Nollywood Actor Lari Williams Still Homeless After Winning N1Million On MTN’s Who Deserves To Be A Millionaire
April 10, 2016 – Nigerian Actor Lari Williams Still Homeless After Winning N1Million On MTN’s Who Deserves To Be A Millionaire
Veteran Nollywood actor Lari Williams recently featured in popular MTN show, ‘Who Deserves To Be A Millionaire’ where he managed to take home one million naira courtesy of his celebrity friends.
In this exclusive chat with Sunday Extra, the actor said after winning the whopping sum, he is still unable to find a roof over his head.
See excerpts of the interview:
Can you let us into your background then?
My name is Lari Williams. I’m an actor, a poet, a lecturer and a playwright. I studied journalism at the London School of Journalism, Park Lane. I proceeded to Morley College to study English where I developed an interest in drama. I then went to study drama at Mountview Theatre School, London. In order to become a professional actor, I went to Stratford E15 Acting School also in England.
I set up a group named Calabash Artists in England. My academic career was wrapped up at the University of Iowa, Iowa State, USA. I produced my first full-length play titled ‘Colanut Junction’ in 1971. I employed the likes of Olu Jacobs, Taiwo Ajayi-Lycet, Dele Jegede, etc to work on the play. We also did a production at the London Commonwealth Hall. I consider that as one of my biggest achievements.
Quite impressive, Chief. Then, when did you come back home?
I came back to Nigeria in 1977 after I got an invitation from the FESTAC ’77 committee as a musical poet. I decided to remain in Nigeria after FESTAC with my family, and I also started teaching arts at the National Theatre. I also got roles in soaps like ‘Village Headmaster, Ripples, Mirror in The Sun, etc.
So how have you been faring?
Things have been difficult because even though we were pioneers of this industry, most of the acting roles did not pay enough. We were just doing arts for art’s sake. I also practice as a journalist and I have had a column in the Vanguard newspaper called ‘Stage & Screens’ for over 28 years.
I have no option, in spite of health challenges; I need to do so as to be able to keep body and soul together.
In essence, do you mean all these efforts bear little rewards?

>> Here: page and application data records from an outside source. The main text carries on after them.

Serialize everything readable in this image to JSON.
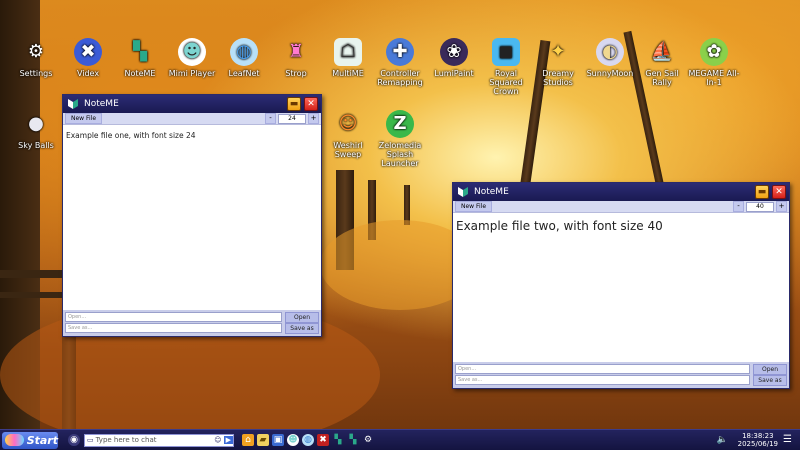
{
  "desktop": {
    "icons": [
      {
        "label": "Settings",
        "icon": "gear-icon",
        "glyph": "⚙",
        "color": "#ffffff",
        "bg": "transparent"
      },
      {
        "label": "Videx",
        "icon": "videx-icon",
        "glyph": "✖",
        "color": "#ffffff",
        "bg": "#3b5bd6"
      },
      {
        "label": "NoteME",
        "icon": "noteme-icon",
        "glyph": "▚",
        "color": "#2aa98a",
        "bg": "transparent"
      },
      {
        "label": "Mimi Player",
        "icon": "mimi-player-icon",
        "glyph": "☻",
        "color": "#7dd4d0",
        "bg": "#ffffff"
      },
      {
        "label": "LeafNet",
        "icon": "leafnet-icon",
        "glyph": "◍",
        "color": "#4aa0f0",
        "bg": "#b8e0f8"
      },
      {
        "label": "Strop",
        "icon": "strop-icon",
        "glyph": "♜",
        "color": "#ff7ad0",
        "bg": "transparent"
      },
      {
        "label": "MultiME",
        "icon": "multime-icon",
        "glyph": "☖",
        "color": "#333333",
        "bg": "#e8f4ee"
      },
      {
        "label": "Controller Remapping",
        "icon": "controller-icon",
        "glyph": "✚",
        "color": "#ffffff",
        "bg": "#4a7ad8"
      },
      {
        "label": "LumiPaint",
        "icon": "lumipaint-icon",
        "glyph": "❀",
        "color": "#ffffff",
        "bg": "#3a2a5a"
      },
      {
        "label": "Royal Squared Crown",
        "icon": "royal-squared-icon",
        "glyph": "◼",
        "color": "#222222",
        "bg": "#4ab8f0"
      },
      {
        "label": "Dreamy Studios",
        "icon": "dreamy-studios-icon",
        "glyph": "✦",
        "color": "#ffd24a",
        "bg": "transparent"
      },
      {
        "label": "SunnyMoon",
        "icon": "sunnymoon-icon",
        "glyph": "◐",
        "color": "#f0d890",
        "bg": "#d8d8f0"
      },
      {
        "label": "Gen Sail Rally",
        "icon": "gen-sail-rally-icon",
        "glyph": "⛵",
        "color": "#4a9ae8",
        "bg": "transparent"
      },
      {
        "label": "MEGAME All-In-1",
        "icon": "megame-icon",
        "glyph": "✿",
        "color": "#ffffff",
        "bg": "#8ad04a"
      },
      {
        "label": "Sky Balls",
        "icon": "sky-balls-icon",
        "glyph": "●",
        "color": "#e8e8f0",
        "bg": "transparent"
      },
      {
        "label": "Weshirl Sweep",
        "icon": "weshirl-sweep-icon",
        "glyph": "☺",
        "color": "#ff8a2a",
        "bg": "transparent"
      },
      {
        "label": "Zelomedia Splash Launcher",
        "icon": "zelomedia-icon",
        "glyph": "Z",
        "color": "#ffffff",
        "bg": "#3ab84a"
      }
    ]
  },
  "windows": [
    {
      "title": "NoteME",
      "new_file": "New File",
      "minus": "-",
      "plus": "+",
      "font_size": "24",
      "text": "Example file one, with font size 24",
      "open_placeholder": "Open...",
      "saveas_placeholder": "Save as...",
      "open_label": "Open",
      "saveas_label": "Save as"
    },
    {
      "title": "NoteME",
      "new_file": "New File",
      "minus": "-",
      "plus": "+",
      "font_size": "40",
      "text": "Example file two, with font size 40",
      "open_placeholder": "Open...",
      "saveas_placeholder": "Save as...",
      "open_label": "Open",
      "saveas_label": "Save as"
    }
  ],
  "taskbar": {
    "start_label": "Start",
    "chat_placeholder": "Type here to chat",
    "time": "18:38:23",
    "date": "2025/06/19",
    "pinned": [
      "home-icon",
      "folder-icon",
      "image-icon",
      "mimi-icon",
      "globe-icon",
      "videx-icon",
      "noteme-icon",
      "noteme-icon",
      "gear-icon"
    ]
  }
}
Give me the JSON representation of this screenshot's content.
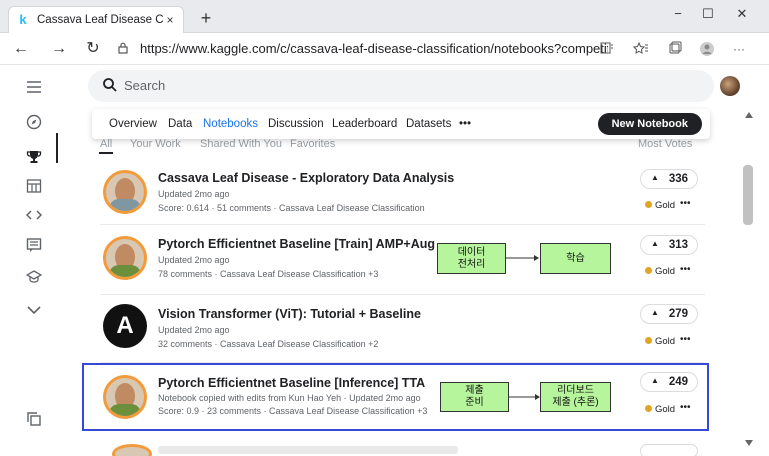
{
  "browser": {
    "tab_title": "Cassava Leaf Disease Classificatio",
    "tab_close": "×",
    "new_tab": "+",
    "url": "https://www.kaggle.com/c/cassava-leaf-disease-classification/notebooks?competitionId...",
    "win_min": "−",
    "win_max": "☐",
    "win_close": "✕",
    "back": "←",
    "forward": "→",
    "refresh": "↻",
    "more": "···"
  },
  "search": {
    "placeholder": "Search"
  },
  "subnav": {
    "items": [
      "Overview",
      "Data",
      "Notebooks",
      "Discussion",
      "Leaderboard",
      "Datasets",
      "•••"
    ],
    "new_notebook": "New Notebook",
    "filters": [
      "All",
      "Your Work",
      "Shared With You",
      "Favorites"
    ],
    "sort": "Most Votes"
  },
  "notebooks": [
    {
      "title": "Cassava Leaf Disease - Exploratory Data Analysis",
      "line1": "Updated 2mo ago",
      "line2": "Score: 0.614 · 51 comments · Cassava Leaf Disease Classification",
      "votes": "336",
      "medal": "Gold"
    },
    {
      "title": "Pytorch Efficientnet Baseline [Train] AMP+Aug",
      "line1": "Updated 2mo ago",
      "line2": "78 comments · Cassava Leaf Disease Classification +3",
      "votes": "313",
      "medal": "Gold"
    },
    {
      "title": "Vision Transformer (ViT): Tutorial + Baseline",
      "line1": "Updated 2mo ago",
      "line2": "32 comments · Cassava Leaf Disease Classification +2",
      "votes": "279",
      "medal": "Gold"
    },
    {
      "title": "Pytorch Efficientnet Baseline [Inference] TTA",
      "line1": "Notebook copied with edits from Kun Hao Yeh · Updated 2mo ago",
      "line2": "Score: 0.9 · 23 comments · Cassava Leaf Disease Classification +3",
      "votes": "249",
      "medal": "Gold"
    }
  ],
  "annotations": {
    "row2_left": "데이터\n전처리",
    "row2_right": "학습",
    "row4_left": "제출\n준비",
    "row4_right": "리더보드\n제출 (추론)"
  },
  "colors": {
    "highlight": "#3548d8",
    "annotation_fill": "#b6f59c",
    "accent": "#1a73e8"
  }
}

Rewards you said? (Shaking his head) I am presently homeless and I do not want to blame anybody for not helping out. As the first president of the Actors Guild of Nigeria, I am sure my colleagues must have heard about my condition, coupled with cataracts – my eye problem, I cannot see very well again, but help cannot be forced out of anybody.
[Edwin Usoboh, Sunday Extra]